Some Quick Troubleshooting
Before you delve into software, check the cartridge. Make sure it's clean and that all metal contacts are ink-free and don't have any tape or other debris such as a stray hair or piece of paper lint stuck to them. Snap the cartridge back into place and check that it fits tightly. Some clone cartridges may not be exactly the right size and shape, and you need to shim them in place with a piece of folded paper or card stock so that they make firm contact with the print head.
Bypass Epson Cartridge Check
Many error messages are spawned by the Epson Status Monitor, which is installed on your computer as part of the printer's driver package. It's the program that keeps tabs on your cartridges and tells you when you're running low on ink. It can be confused by refilled or clone cartridges, and turning it off eliminates many errors at the source.
Go to the Devices and Printers folder on your computer – the exact steps vary, depending on your Windows version – and then right-click on your printer's icon and choose Printing Preferences. From there, go to a tab labeled Maintenance or Utility, and look for the Extended Settings button (or Speed & Progress on Windows 7 and earlier) at the bottom right. On the next screen is a check box to enable or disable the Status Monitor. Uncheck it and then click OK.

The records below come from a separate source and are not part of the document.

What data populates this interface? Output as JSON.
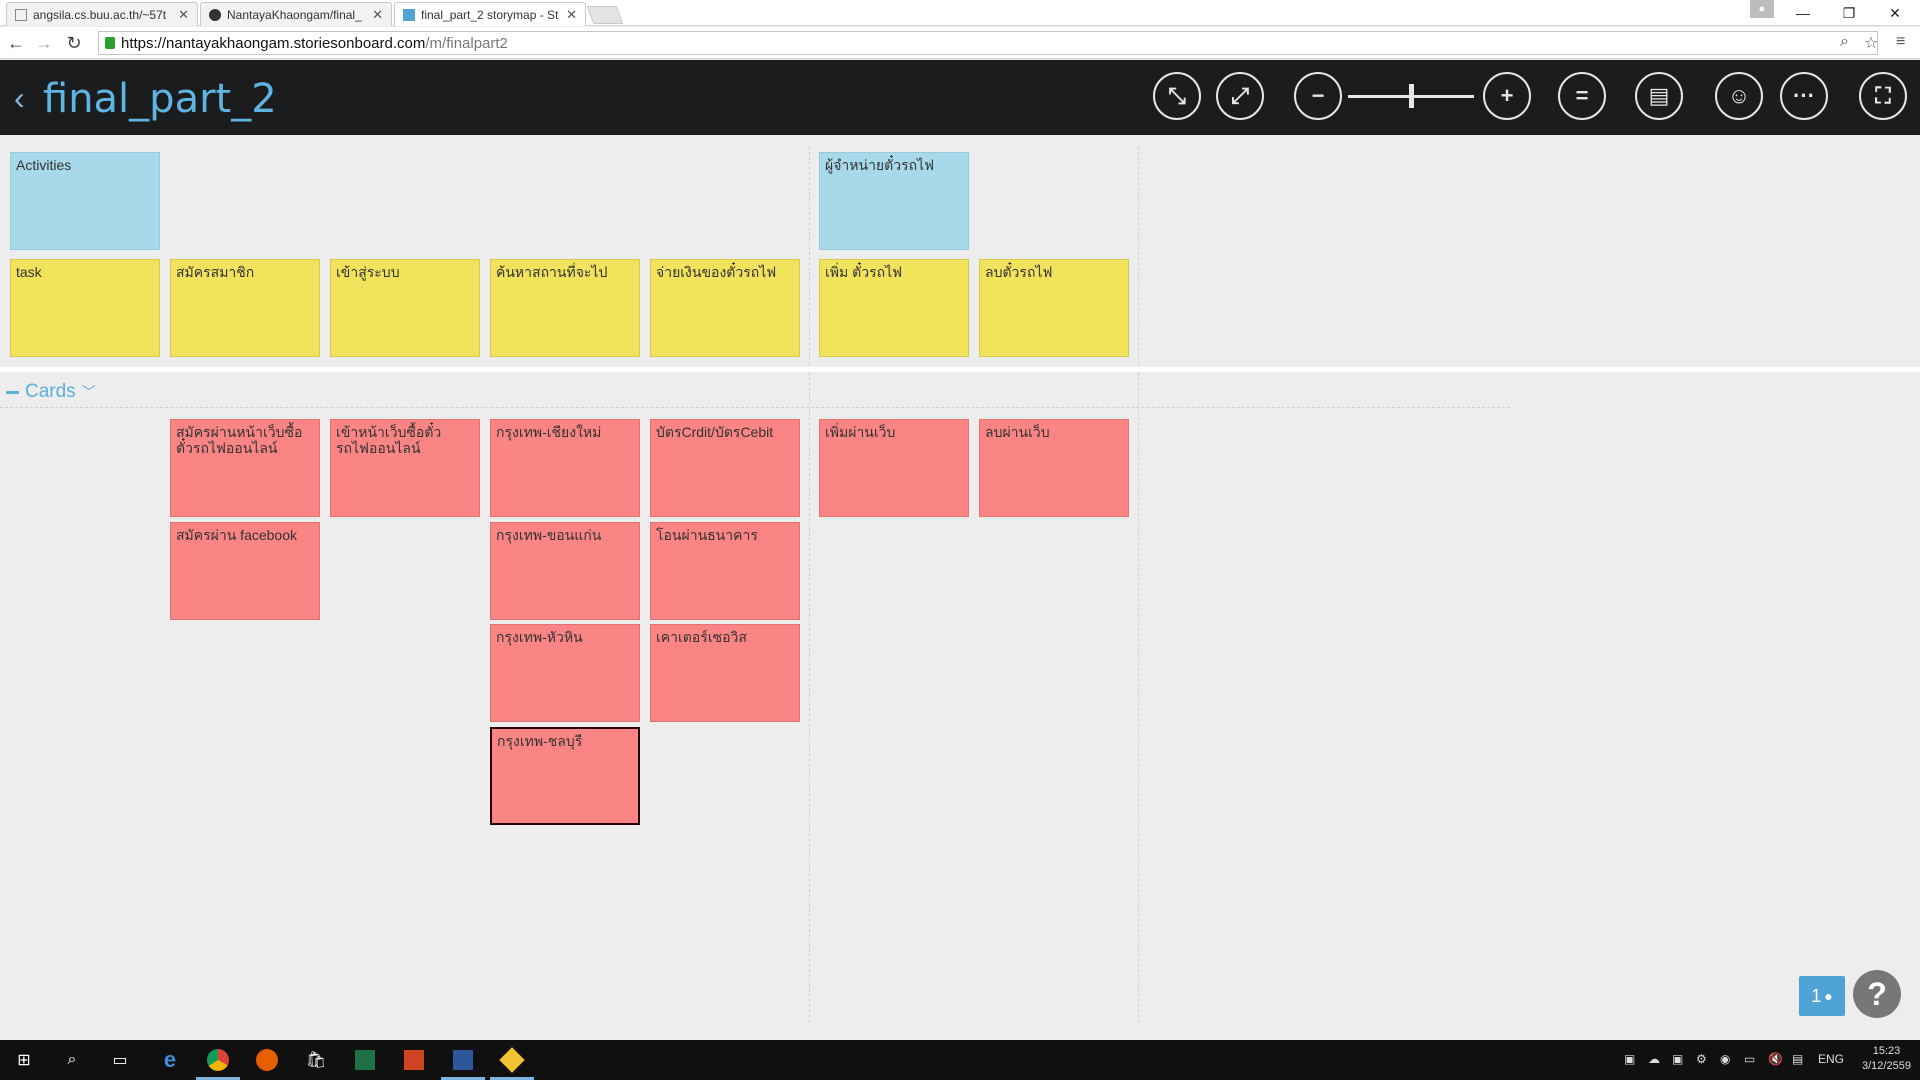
{
  "browser": {
    "tabs": [
      {
        "title": "angsila.cs.buu.ac.th/~57t",
        "active": false
      },
      {
        "title": "NantayaKhaongam/final_",
        "active": false
      },
      {
        "title": "final_part_2 storymap - St",
        "active": true
      }
    ],
    "url_host": "https://nantayakhaongam.storiesonboard.com",
    "url_path": "/m/finalpart2"
  },
  "header": {
    "title": "final_part_2",
    "buttons": [
      "collapse-icon",
      "expand-icon",
      "zoom-out-icon",
      "zoom-in-icon",
      "equal-icon",
      "notes-icon",
      "user-icon",
      "more-icon",
      "fullscreen-icon"
    ],
    "zoom_level": 0.5
  },
  "board": {
    "activities": [
      {
        "label": "Activities"
      },
      {
        "label": "ผู้จำหน่ายตั๋วรถไฟ"
      }
    ],
    "tasks": [
      {
        "label": "task"
      },
      {
        "label": "สมัครสมาชิก"
      },
      {
        "label": "เข้าสู่ระบบ"
      },
      {
        "label": "ค้นหาสถานที่จะไป"
      },
      {
        "label": "จ่ายเงินของตั๋วรถไฟ"
      },
      {
        "label": "เพิ่ม ตั๋วรถไฟ"
      },
      {
        "label": "ลบตั๋วรถไฟ"
      }
    ],
    "release_label": "Cards",
    "cards": [
      {
        "label": "สมัครผ่านหน้าเว็บซื้อตั๋วรถไฟออนไลน์"
      },
      {
        "label": "สมัครผ่าน facebook"
      },
      {
        "label": "เข้าหน้าเว็บซื้อตั๋วรถไฟออนไลน์"
      },
      {
        "label": "กรุงเทพ-เชียงใหม่"
      },
      {
        "label": "กรุงเทพ-ขอนแก่น"
      },
      {
        "label": "กรุงเทพ-หัวหิน"
      },
      {
        "label": "กรุงเทพ-ชลบุรี"
      },
      {
        "label": "บัตรCrdit/บัตรCebit"
      },
      {
        "label": "โอนผ่านธนาคาร"
      },
      {
        "label": "เคาเตอร์เซอวิส"
      },
      {
        "label": "เพิ่มผ่านเว็บ"
      },
      {
        "label": "ลบผ่านเว็บ"
      }
    ]
  },
  "floating": {
    "users_count": "1",
    "help": "?"
  },
  "taskbar": {
    "lang": "ENG",
    "time": "15:23",
    "date": "3/12/2559"
  },
  "colors": {
    "header_bg": "#1b1c1e",
    "title": "#5fb5e2",
    "activity": "#a8d9ea",
    "task": "#f2e35c",
    "card": "#fb8585"
  }
}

Override 'Epson Ink Cartridge Not Recognized'
Ordinarily, you put an aftermarket cartridge into your printer because the old one runs out of ink. That means your Epson might try to return an error message for non-Epson ink but get confused because the low-ink message is still in memory. That's often the cause of the "Epson ink cartridge not recognized" message.
To clear it, remove all the ink cartridges and restart the printer. That clears out the memory and gives you a "no cartridges installed" error. At this point, you can reinstall your cartridges, and unless there are other issues, your printer should recognize them.
Sometimes the Deck Is Loaded
Epson and other major printer manufacturers have pledged not to lock out aftermarket cartridges automatically, but their periodic updates to your printer's built-in software may cause your existing cartridges to stop working. The companies walk a fine line with these: They want very much for you to buy their ink, but if they make your experience difficult, you may not buy their printers at all.
A quick internet search can tell you if the problem you're experiencing affects Epson users generally or just you. If you suspect a software update is at fault, contact the support team at your cartridge vendor or manufacturer — not Epson — for a solution. When a workaround becomes available, they'll know.